__ASSIGNED TASK__:
Please repeat each of the records that follow, exactly as written.

__RECORDS TO PROCESS__:

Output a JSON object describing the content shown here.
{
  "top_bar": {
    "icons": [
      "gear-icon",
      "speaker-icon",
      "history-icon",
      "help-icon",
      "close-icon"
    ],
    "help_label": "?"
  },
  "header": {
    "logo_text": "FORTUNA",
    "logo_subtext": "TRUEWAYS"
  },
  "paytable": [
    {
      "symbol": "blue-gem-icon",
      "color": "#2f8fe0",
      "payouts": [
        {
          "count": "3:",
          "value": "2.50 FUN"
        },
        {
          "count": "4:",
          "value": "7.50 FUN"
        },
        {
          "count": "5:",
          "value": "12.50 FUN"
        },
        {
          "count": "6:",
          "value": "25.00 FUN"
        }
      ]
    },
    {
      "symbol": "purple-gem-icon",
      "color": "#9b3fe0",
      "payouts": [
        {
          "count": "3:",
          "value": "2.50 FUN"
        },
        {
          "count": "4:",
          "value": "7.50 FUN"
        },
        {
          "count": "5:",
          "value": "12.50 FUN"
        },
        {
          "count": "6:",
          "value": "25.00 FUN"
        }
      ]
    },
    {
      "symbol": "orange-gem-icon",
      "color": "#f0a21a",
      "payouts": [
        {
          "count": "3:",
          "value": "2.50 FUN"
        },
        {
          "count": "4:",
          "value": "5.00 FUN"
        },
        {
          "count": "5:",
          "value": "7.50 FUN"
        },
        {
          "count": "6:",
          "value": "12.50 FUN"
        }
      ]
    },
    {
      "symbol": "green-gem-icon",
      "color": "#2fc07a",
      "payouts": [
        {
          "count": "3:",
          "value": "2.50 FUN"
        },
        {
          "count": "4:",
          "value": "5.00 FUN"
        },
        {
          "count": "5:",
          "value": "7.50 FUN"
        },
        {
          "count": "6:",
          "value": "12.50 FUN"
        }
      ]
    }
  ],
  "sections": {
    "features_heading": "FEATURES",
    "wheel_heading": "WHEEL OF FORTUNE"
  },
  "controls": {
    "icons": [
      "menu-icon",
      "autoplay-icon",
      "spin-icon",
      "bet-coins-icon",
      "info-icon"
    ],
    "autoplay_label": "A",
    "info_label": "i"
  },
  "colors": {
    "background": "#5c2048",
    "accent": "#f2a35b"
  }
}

__RESULT OF THIS TASK__:
Output a JSON object describing the content shown here.
{
  "top_bar": {
    "icons": [
      "gear-icon",
      "speaker-icon",
      "history-icon",
      "help-icon",
      "close-icon"
    ],
    "help_label": "?"
  },
  "header": {
    "logo_text": "FORTUNA",
    "logo_subtext": "TRUEWAYS"
  },
  "paytable": [
    {
      "symbol": "blue-gem-icon",
      "color": "#2f8fe0",
      "payouts": [
        {
          "count": "3:",
          "value": "2.50 FUN"
        },
        {
          "count": "4:",
          "value": "7.50 FUN"
        },
        {
          "count": "5:",
          "value": "12.50 FUN"
        },
        {
          "count": "6:",
          "value": "25.00 FUN"
        }
      ]
    },
    {
      "symbol": "purple-gem-icon",
      "color": "#9b3fe0",
      "payouts": [
        {
          "count": "3:",
          "value": "2.50 FUN"
        },
        {
          "count": "4:",
          "value": "7.50 FUN"
        },
        {
          "count": "5:",
          "value": "12.50 FUN"
        },
        {
          "count": "6:",
          "value": "25.00 FUN"
        }
      ]
    },
    {
      "symbol": "orange-gem-icon",
      "color": "#f0a21a",
      "payouts": [
        {
          "count": "3:",
          "value": "2.50 FUN"
        },
        {
          "count": "4:",
          "value": "5.00 FUN"
        },
        {
          "count": "5:",
          "value": "7.50 FUN"
        },
        {
          "count": "6:",
          "value": "12.50 FUN"
        }
      ]
    },
    {
      "symbol": "green-gem-icon",
      "color": "#2fc07a",
      "payouts": [
        {
          "count": "3:",
          "value": "2.50 FUN"
        },
        {
          "count": "4:",
          "value": "5.00 FUN"
        },
        {
          "count": "5:",
          "value": "7.50 FUN"
        },
        {
          "count": "6:",
          "value": "12.50 FUN"
        }
      ]
    }
  ],
  "sections": {
    "features_heading": "FEATURES",
    "wheel_heading": "WHEEL OF FORTUNE"
  },
  "controls": {
    "icons": [
      "menu-icon",
      "autoplay-icon",
      "spin-icon",
      "bet-coins-icon",
      "info-icon"
    ],
    "autoplay_label": "A",
    "info_label": "i"
  },
  "colors": {
    "background": "#5c2048",
    "accent": "#f2a35b"
  }
}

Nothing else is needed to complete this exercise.